In Halpern, we analyzed the plain language of this statute and determined that the legislature intended to limit the duty which a provider owes to a participant in conducting a recreational opportunity. Halpern, 890 P.2d at 565. Kellers' complaint is clear that it asserts causes of action based upon representations made and relied upon for the sale of the horse. Although the Act's definition of an equine activity extends to injuries received while evaluating the horse in contemplation of a sale, it plainly does not extend to a breach of warranty action arising from the sale and, therefore, does not apply to these facts. Every subsection of a statute must be read in the context of all others to ascertain the meaning of the whole statute. Schneider Nat., Inc. v. Holland Hitch Co., 843 P.2d 561, 567 (Wyo.1992). This statute should not be read to apply its immunity to actions other than negligence, and a cause of action based on a theory of breach of warranty is, therefore, unaffected by this statute. See Schneider, 843 P.2d at 567. We hold that the act does not apply to a cause of action based upon a sale and is not a bar to Kellers' suit based upon injuries arising from the sale of the horse.
In Wyoming, the UCC creates and limits express and implied warranties. Wyo. Stat. § 34.1-2-313 through 32.1-2-315 (1977); Ogle, 716 P.2d at 338 n. 2. We have held that it applies to the sale of goods, including livestock. S-Creek Ranch, Inc. v. Monier & Co., 509 P.2d 777, 782 (Wyo.1973). The UCC applies to the sale of a horse. Key v. Bagen, 136 Ga.App. 373, 221 S.E.2d 234, 235 (1975). Kellers contend that Merrick's representations concerning the gentleness of the horse and its appropriateness for an inexperienced rider constituted express and implied warranties under the UCC. The record shows that Kellers have presented sufficient facts to present questions for a fact finder, precluding summary judgment on this issue. See Shepard v. Top Hat Land and Cattle Co., 560 P.2d 730 (Wyo.1977). The order granting summary judgment on the issue of breach of warranties is reversed.

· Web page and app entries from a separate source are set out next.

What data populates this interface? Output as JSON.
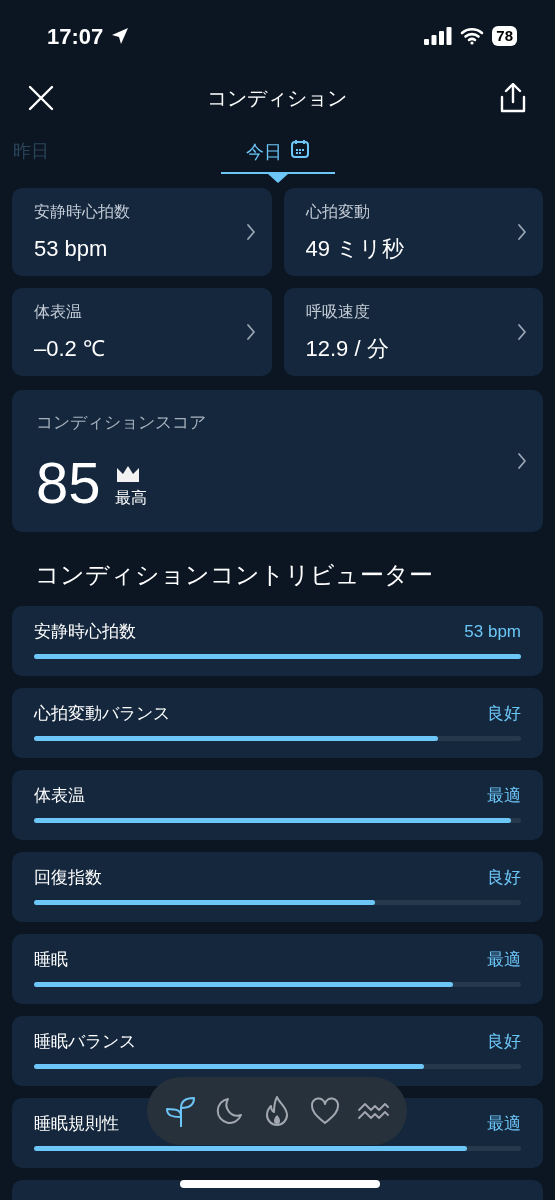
{
  "status_bar": {
    "time": "17:07",
    "battery": "78"
  },
  "header": {
    "title": "コンディション"
  },
  "tabs": [
    {
      "label": "昨日",
      "selected": false
    },
    {
      "label": "今日",
      "selected": true
    }
  ],
  "metrics": [
    {
      "label": "安静時心拍数",
      "value": "53 bpm"
    },
    {
      "label": "心拍変動",
      "value": "49 ミリ秒"
    },
    {
      "label": "体表温",
      "value": "–0.2 ℃"
    },
    {
      "label": "呼吸速度",
      "value": "12.9 / 分"
    }
  ],
  "score": {
    "label": "コンディションスコア",
    "value": "85",
    "rating": "最高"
  },
  "contributors_heading": "コンディションコントリビューター",
  "contributors": [
    {
      "name": "安静時心拍数",
      "reading": "53 bpm",
      "level": 1.0
    },
    {
      "name": "心拍変動バランス",
      "reading": "良好",
      "level": 0.83
    },
    {
      "name": "体表温",
      "reading": "最適",
      "level": 0.98
    },
    {
      "name": "回復指数",
      "reading": "良好",
      "level": 0.7
    },
    {
      "name": "睡眠",
      "reading": "最適",
      "level": 0.86
    },
    {
      "name": "睡眠バランス",
      "reading": "良好",
      "level": 0.8
    },
    {
      "name": "睡眠規則性",
      "reading": "最適",
      "level": 0.89
    }
  ],
  "bottom_nav": [
    {
      "kind": "sprout",
      "selected": true
    },
    {
      "kind": "moon",
      "selected": false
    },
    {
      "kind": "flame",
      "selected": false
    },
    {
      "kind": "heart",
      "selected": false
    },
    {
      "kind": "waves",
      "selected": false
    }
  ]
}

We agree with Merrick that Kellers have not properly preserved for appeal the other claims alleged in their complaint. Although Kellers state they are appealing the court's ruling in regard to their claim for negligent selection of a horse, no argument was presented that this issue remains viable. The order granting summary judgment to Merrick on this issue is affirmed.
1. This statute was amended in 1996, after Bryan Keller was injured; therefore, the amended statute has no bearing on this case.